─── Supplied data ───
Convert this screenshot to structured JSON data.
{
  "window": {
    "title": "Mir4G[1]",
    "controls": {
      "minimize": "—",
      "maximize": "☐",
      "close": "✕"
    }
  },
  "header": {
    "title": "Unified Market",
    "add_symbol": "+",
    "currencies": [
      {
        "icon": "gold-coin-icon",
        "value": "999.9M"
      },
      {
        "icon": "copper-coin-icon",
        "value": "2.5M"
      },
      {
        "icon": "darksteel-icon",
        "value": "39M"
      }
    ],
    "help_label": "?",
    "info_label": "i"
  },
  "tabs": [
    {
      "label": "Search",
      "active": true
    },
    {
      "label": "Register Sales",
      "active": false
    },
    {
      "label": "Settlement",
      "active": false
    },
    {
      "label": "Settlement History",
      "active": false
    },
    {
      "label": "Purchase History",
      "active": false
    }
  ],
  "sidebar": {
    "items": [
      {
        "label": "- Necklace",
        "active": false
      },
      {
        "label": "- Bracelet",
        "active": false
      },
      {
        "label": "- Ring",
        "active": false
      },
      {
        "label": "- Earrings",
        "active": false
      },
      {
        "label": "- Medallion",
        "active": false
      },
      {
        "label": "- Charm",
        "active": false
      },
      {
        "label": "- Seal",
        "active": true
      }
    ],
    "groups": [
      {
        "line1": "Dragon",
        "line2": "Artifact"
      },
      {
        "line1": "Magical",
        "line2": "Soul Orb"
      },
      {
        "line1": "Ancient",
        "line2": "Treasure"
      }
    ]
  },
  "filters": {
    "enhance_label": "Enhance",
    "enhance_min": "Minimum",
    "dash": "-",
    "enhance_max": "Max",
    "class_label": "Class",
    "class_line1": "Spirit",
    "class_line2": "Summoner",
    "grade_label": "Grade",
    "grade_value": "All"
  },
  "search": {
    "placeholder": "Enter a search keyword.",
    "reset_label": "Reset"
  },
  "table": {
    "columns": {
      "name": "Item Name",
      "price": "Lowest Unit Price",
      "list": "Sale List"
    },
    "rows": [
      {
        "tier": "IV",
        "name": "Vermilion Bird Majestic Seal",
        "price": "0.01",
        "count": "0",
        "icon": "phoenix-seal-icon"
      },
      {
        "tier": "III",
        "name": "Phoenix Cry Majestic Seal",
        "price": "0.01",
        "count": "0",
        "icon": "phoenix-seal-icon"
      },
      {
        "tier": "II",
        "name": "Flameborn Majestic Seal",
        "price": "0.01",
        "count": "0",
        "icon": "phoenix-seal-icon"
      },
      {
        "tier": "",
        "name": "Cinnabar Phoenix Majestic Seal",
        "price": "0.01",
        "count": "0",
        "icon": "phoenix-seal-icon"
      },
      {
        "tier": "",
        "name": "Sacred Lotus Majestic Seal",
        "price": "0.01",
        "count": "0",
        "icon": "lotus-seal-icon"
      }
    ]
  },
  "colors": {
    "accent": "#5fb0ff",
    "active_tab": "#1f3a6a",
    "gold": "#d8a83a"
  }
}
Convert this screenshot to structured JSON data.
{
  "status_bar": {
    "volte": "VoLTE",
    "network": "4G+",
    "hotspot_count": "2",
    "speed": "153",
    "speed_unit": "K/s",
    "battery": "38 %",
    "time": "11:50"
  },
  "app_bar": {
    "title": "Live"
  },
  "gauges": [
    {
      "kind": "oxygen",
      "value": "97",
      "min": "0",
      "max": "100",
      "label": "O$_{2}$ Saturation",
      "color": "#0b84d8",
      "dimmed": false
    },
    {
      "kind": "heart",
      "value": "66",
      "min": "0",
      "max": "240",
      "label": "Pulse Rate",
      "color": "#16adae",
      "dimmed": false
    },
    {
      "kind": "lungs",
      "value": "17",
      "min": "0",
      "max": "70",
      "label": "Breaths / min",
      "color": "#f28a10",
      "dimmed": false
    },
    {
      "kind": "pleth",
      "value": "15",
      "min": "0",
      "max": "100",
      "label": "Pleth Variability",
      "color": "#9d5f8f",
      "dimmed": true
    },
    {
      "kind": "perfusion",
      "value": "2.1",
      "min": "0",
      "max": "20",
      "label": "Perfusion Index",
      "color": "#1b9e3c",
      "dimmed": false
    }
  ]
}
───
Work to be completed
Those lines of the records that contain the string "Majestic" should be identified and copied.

Solved exercise
        "name": "Vermilion Bird Majestic Seal",
        "name": "Phoenix Cry Majestic Seal",
        "name": "Flameborn Majestic Seal",
        "name": "Cinnabar Phoenix Majestic Seal",
        "name": "Sacred Lotus Majestic Seal",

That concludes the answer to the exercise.